Believing propositions, believing doctrines is belittled as "historical faith." Even the devils have that kind of faith, we are told. One needs a living, vibrant, personal relationship with Christ.
Some people think that truth is emotional, not intellectual: That the truth stirs the heart, not enlightening understanding.
Some think that truth is practical, not theoretical: One does the truth, not believes it. After all, does not James say that faith without works is dead?
These modern views of truth, all of which are rejections of the Biblical view, pervert both the doctrine and the practice of the church. Many of the worst practices of those societies professing to be churches stem from their false views of truth and how it is communicated: idolatry, ritual, invitations, dance, drama, and music.
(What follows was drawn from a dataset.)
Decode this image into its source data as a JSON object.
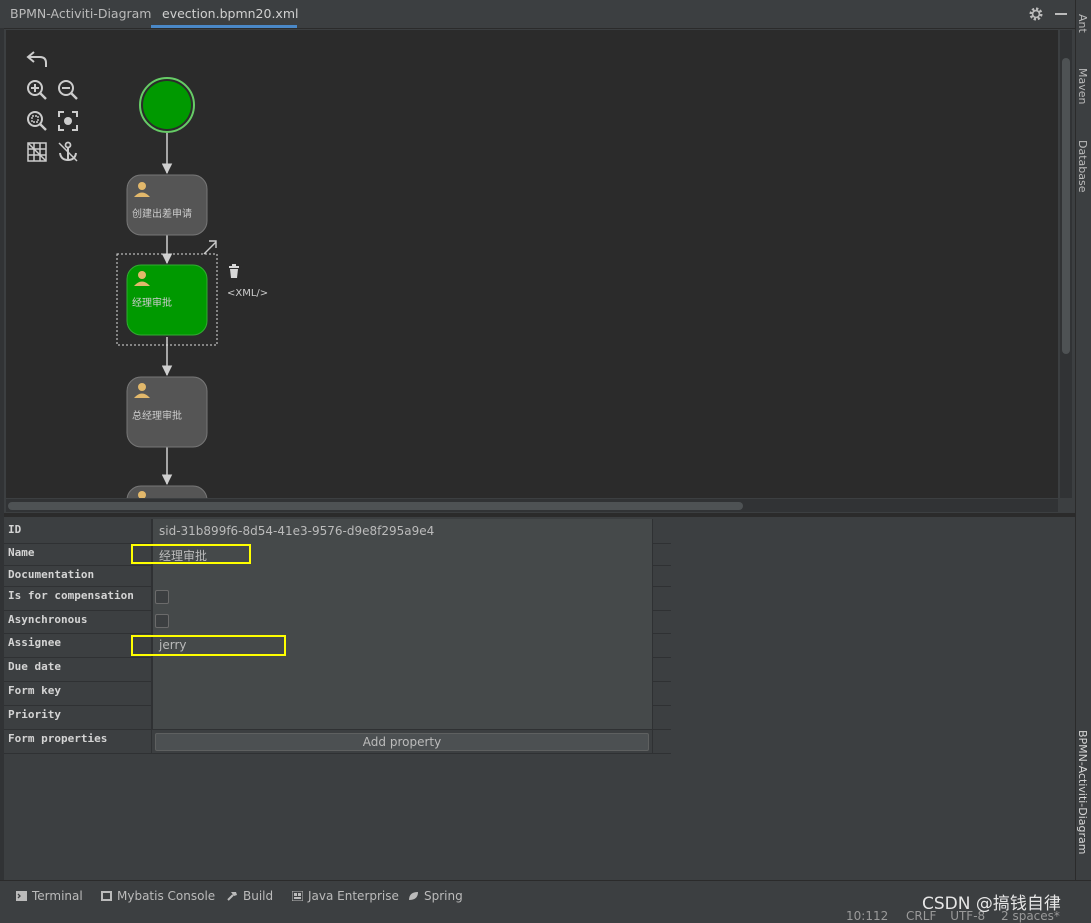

Granted that truth is propositional and therefore must be communicated by language, granted that truth is the propositions of the Bible and their logical implications, and granted that the purpose of the church is the propagation of the truth, several things follow:
Virtually all non-educational functions, whether they be charitable, political, social, ceremonial, ritual, aesthetic, or economic are not proper functions of the church. The churches principal and essential job is education in the truth, and the only source of truth is the Bible.
Several years ago I taught a class in the doctrine of God at a large and allegedly conservative Presbyterian church near Washington, D.C. There were two or three people in the class, none of whom was a member of the large Presbyterian church in which the class was being held.
On the same evening, in the same church, a man and a woman were leading an aerobics class of 25 or 30. That church enjoys a reputation of being alive. And the aerobics class was certainly lively enough. But I doubt it.
The Trinity Review, Sept/Oct 1989 - "The Church" by Dr. John W Robbins